Granola is a type of cold cereal made from rolled oats and an assortment of other ingredients. It was originally a trade name, during the health food craze of the 1800s, when the product was originally developed. Many companies make granola, usually selling it with a health food focus, and most markets stock numerous varieties. In addition to packaged products, consumers can also usually find it in bulk form, and they can also make it at home.
While rolled oats are the core of granola, they are far from the only ingredient. Other grains may be used as well for additional texture and nutrition, and dried fruit is a common ingredient as well. Seeds and nuts may be added as well to elevate the protein level of the granola and change the flavor profile, and it may be sweetened with the addition of ingredients like honey, molasses, sugar, or agave nectar. Individual formulations vary quite widely, with some producers even eschewing the traditional oats.
These ingredients are toasted so that they are crispy, and stirred frequently so that they do not stick together. Some clumping usually naturally occurs, but these clumps are not allowed to get very large. After toasting and cooling, the granola is packed in airtight containers so that it will not become soggy or stale. It is an excellent idea to use an airtight container at home, as well, unless the granola is going to be consumed quickly.
Some people eat granola as a breakfast food, either plain or sprinkled on top of fresh fruit, yogurt, or milk. When made as a health food, it can be an excellent breakfast, since it usually contains a good balance of nutrients and protein to start the day. Others may use it as a quick snack food, since it often elevates energy levels. Hikers and campers tend to be particularly fond of granola, since it packs very well.

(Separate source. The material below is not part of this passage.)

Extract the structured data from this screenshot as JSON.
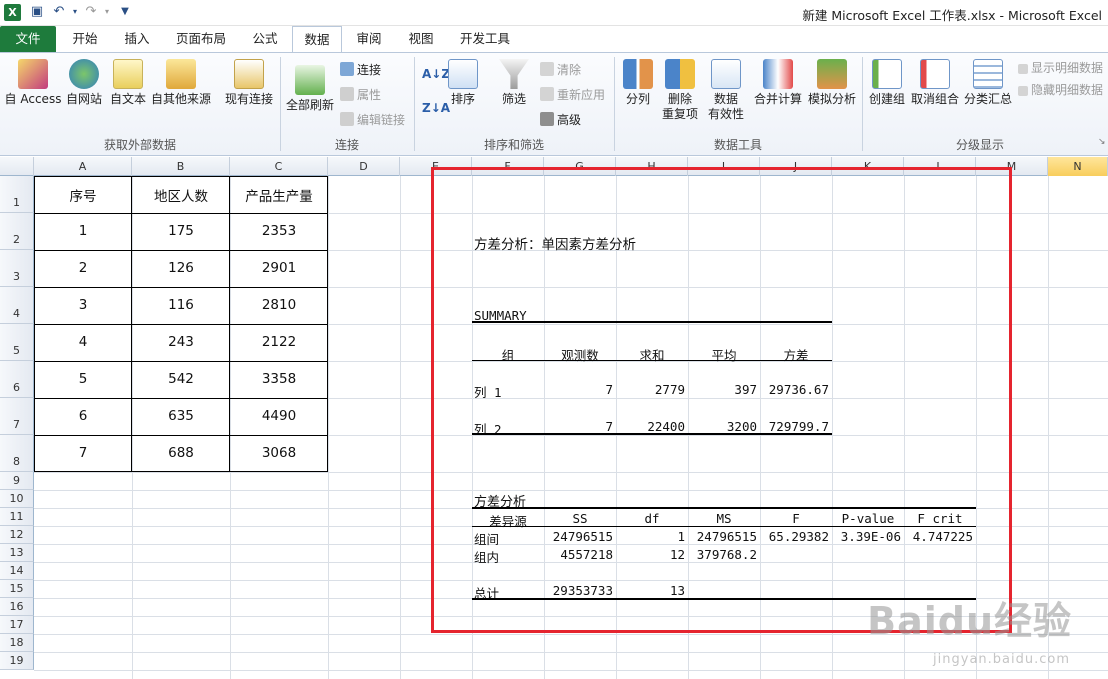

In addition to being available in loose form like a cereal, granola is also compressed into bars. Granola bars may not be as heavily toasted as true granola, since they would become hard and unwieldy if they were. Some companies actually make their bars quite soft, so that they are chewy rather than crunchy. Granola bars can also be highly unhealthy, as many producers like to add ingredients such as corn syrup, chocolate, or other sweet, high-calorie fillers. If health is a concern, loose varieties are often a better choice.